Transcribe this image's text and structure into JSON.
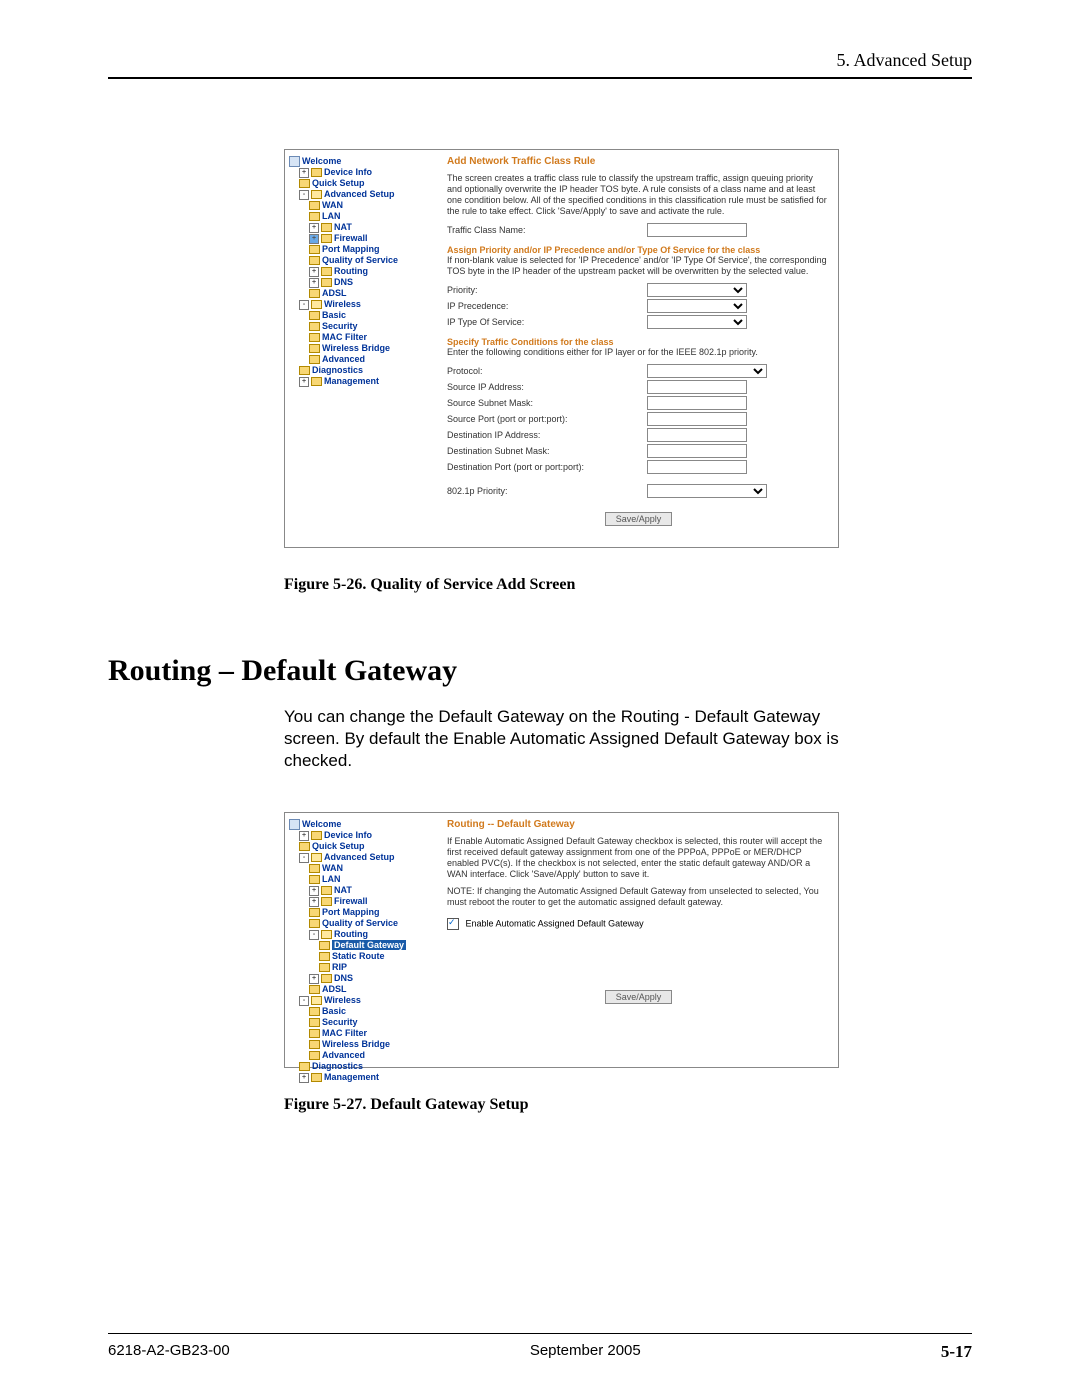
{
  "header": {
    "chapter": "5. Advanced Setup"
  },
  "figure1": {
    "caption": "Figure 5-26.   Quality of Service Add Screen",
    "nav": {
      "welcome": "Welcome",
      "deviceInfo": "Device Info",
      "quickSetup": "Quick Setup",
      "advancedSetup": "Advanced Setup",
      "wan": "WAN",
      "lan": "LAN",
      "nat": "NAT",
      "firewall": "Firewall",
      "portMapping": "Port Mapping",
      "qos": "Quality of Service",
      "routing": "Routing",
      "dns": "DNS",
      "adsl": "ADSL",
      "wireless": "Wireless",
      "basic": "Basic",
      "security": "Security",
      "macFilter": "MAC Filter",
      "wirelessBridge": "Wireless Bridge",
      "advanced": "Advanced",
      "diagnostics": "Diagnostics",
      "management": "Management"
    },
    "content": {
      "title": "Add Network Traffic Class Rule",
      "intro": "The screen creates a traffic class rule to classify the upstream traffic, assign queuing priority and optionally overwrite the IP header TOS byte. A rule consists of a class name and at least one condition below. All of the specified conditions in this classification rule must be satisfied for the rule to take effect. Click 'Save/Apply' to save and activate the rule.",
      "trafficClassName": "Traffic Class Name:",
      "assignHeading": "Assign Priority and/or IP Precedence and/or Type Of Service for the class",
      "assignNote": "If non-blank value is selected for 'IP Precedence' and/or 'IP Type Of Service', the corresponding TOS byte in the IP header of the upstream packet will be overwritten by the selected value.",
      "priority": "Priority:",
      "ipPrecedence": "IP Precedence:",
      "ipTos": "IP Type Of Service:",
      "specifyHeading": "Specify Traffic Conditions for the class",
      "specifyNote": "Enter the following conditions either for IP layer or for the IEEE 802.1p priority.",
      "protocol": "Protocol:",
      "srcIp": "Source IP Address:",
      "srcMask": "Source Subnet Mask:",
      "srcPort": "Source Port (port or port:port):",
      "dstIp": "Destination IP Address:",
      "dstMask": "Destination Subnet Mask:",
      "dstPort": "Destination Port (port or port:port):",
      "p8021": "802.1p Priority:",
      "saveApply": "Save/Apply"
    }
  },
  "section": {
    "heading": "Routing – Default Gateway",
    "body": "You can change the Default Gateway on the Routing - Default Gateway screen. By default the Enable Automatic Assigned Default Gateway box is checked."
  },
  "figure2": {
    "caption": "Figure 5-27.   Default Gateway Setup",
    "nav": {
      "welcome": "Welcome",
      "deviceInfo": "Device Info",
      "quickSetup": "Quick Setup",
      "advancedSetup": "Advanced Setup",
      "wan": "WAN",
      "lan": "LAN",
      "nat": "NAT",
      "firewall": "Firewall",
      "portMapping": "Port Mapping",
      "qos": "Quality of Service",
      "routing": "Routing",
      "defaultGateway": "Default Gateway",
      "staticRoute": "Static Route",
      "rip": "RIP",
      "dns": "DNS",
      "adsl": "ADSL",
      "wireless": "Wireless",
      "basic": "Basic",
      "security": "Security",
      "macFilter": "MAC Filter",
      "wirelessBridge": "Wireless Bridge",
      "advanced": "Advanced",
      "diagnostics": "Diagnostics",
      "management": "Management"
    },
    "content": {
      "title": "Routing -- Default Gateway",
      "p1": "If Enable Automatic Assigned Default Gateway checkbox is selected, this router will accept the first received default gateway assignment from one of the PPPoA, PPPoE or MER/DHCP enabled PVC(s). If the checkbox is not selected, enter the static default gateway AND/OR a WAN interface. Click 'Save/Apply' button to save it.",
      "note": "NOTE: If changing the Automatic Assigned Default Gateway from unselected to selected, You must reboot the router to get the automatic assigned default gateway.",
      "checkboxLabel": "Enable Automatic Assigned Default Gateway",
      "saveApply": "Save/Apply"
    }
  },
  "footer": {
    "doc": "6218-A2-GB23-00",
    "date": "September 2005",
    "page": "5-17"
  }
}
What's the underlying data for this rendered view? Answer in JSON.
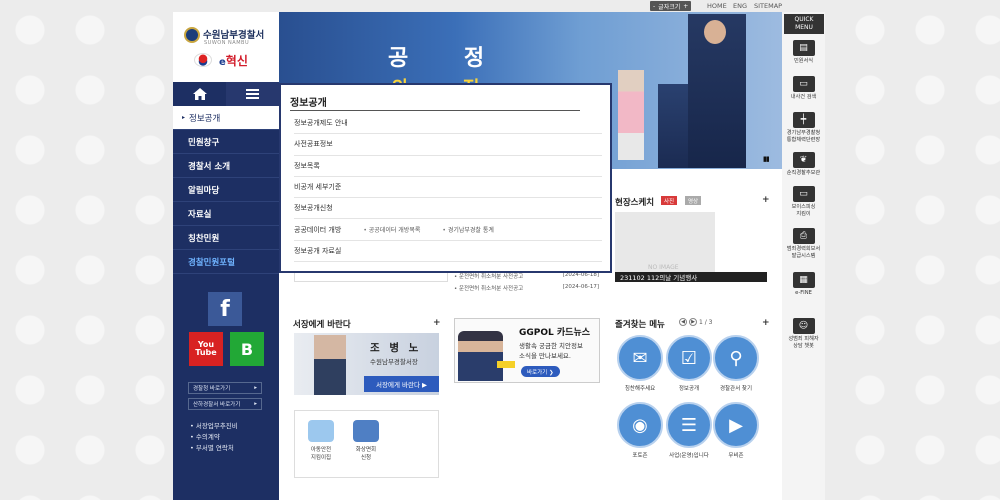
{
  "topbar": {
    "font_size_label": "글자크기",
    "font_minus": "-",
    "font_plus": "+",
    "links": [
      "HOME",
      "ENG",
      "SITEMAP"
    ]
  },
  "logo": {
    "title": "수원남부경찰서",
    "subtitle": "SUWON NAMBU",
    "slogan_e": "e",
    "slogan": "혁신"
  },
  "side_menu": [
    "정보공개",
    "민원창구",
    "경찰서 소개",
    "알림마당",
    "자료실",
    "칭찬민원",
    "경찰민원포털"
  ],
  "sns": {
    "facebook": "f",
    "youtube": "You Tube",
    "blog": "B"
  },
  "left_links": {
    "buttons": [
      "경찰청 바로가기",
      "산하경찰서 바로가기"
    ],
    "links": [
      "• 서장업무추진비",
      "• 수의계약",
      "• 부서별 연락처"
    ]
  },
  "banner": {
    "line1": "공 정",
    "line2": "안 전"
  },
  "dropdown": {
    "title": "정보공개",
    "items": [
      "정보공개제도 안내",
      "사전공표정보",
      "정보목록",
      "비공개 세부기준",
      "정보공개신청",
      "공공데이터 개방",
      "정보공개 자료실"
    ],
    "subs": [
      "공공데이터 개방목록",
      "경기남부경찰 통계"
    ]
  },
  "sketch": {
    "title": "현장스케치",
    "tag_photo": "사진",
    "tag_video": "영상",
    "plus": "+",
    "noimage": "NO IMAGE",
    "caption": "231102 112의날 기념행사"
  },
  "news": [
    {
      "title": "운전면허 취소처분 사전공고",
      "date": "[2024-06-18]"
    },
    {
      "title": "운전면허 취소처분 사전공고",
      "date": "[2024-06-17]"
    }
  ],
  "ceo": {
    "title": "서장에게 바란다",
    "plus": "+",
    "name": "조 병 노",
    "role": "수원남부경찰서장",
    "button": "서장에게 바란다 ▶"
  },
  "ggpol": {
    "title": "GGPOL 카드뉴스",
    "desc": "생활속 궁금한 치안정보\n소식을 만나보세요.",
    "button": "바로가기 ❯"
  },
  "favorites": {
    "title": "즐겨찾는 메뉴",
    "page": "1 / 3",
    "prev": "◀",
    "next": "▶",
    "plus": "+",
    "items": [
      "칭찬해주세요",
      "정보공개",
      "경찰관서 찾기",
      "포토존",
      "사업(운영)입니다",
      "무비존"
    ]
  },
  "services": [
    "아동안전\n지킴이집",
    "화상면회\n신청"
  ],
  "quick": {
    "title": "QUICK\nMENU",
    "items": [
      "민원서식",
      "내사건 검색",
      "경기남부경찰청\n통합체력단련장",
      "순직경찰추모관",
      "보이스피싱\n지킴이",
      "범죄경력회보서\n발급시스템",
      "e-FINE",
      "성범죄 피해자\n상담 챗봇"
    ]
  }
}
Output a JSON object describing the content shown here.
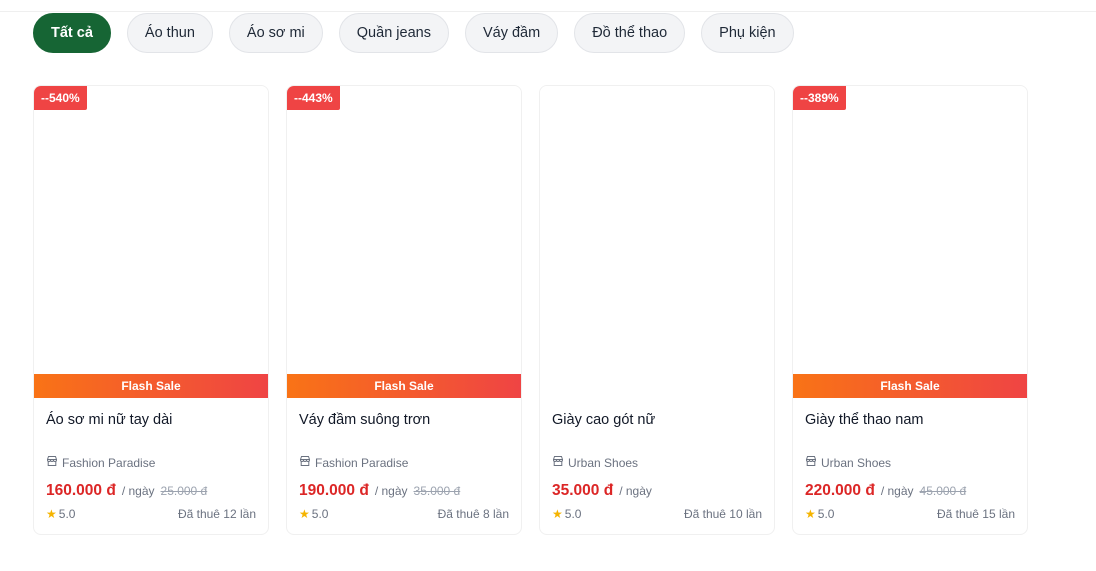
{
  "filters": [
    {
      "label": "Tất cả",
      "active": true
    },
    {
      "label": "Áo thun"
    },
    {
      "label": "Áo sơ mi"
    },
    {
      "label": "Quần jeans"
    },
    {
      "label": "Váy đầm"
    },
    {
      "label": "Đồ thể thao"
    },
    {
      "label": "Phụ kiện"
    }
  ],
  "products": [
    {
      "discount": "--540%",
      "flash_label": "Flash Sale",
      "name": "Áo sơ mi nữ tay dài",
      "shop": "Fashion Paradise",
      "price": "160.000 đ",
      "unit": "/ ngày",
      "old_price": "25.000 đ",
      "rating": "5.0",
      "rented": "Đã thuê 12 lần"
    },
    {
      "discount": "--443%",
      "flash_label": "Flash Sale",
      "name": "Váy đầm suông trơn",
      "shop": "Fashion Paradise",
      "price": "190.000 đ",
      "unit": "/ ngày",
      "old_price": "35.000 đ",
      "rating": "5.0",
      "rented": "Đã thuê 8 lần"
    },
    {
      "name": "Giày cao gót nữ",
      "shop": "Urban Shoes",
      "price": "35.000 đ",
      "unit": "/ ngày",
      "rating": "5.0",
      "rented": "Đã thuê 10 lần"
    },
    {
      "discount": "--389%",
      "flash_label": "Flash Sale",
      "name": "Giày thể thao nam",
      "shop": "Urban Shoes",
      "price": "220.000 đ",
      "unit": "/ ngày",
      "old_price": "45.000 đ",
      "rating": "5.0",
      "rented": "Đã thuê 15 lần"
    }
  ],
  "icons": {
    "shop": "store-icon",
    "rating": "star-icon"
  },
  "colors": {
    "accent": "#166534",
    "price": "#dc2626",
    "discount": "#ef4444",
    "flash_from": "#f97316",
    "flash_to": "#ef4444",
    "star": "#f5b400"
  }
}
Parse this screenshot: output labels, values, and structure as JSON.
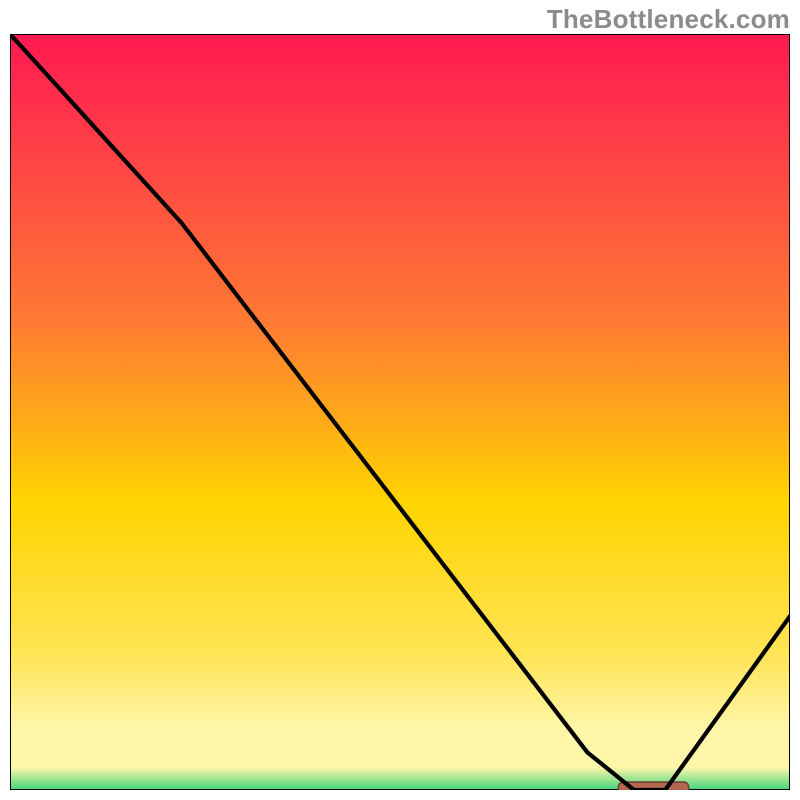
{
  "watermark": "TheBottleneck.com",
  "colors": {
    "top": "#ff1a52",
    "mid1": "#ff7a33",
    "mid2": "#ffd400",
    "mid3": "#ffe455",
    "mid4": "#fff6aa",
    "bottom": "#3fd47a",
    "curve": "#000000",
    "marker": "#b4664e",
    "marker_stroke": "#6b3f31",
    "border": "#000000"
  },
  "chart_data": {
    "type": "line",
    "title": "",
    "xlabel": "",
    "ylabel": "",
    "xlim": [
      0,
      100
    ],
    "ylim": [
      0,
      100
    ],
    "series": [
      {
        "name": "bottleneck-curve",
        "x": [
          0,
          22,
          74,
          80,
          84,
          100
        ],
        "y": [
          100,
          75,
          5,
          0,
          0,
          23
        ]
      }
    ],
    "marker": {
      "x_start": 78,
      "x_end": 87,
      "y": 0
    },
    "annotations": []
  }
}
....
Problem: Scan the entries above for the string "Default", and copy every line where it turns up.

Solved problem:
    "heading": "Routing – Default Gateway",
    "body": "You can change the Default Gateway on the Routing - Default Gateway screen. By default the Enable Automatic Assigned Default Gateway box is checked."
    "caption": "Figure 5-27.   Default Gateway Setup",
      "defaultGateway": "Default Gateway",
      "title": "Routing -- Default Gateway",
      "p1": "If Enable Automatic Assigned Default Gateway checkbox is selected, this router will accept the first received default gateway assignment from one of the PPPoA, PPPoE or MER/DHCP enabled PVC(s). If the checkbox is not selected, enter the static default gateway AND/OR a WAN interface. Click 'Save/Apply' button to save it.",
      "note": "NOTE: If changing the Automatic Assigned Default Gateway from unselected to selected, You must reboot the router to get the automatic assigned default gateway.",
      "checkboxLabel": "Enable Automatic Assigned Default Gateway",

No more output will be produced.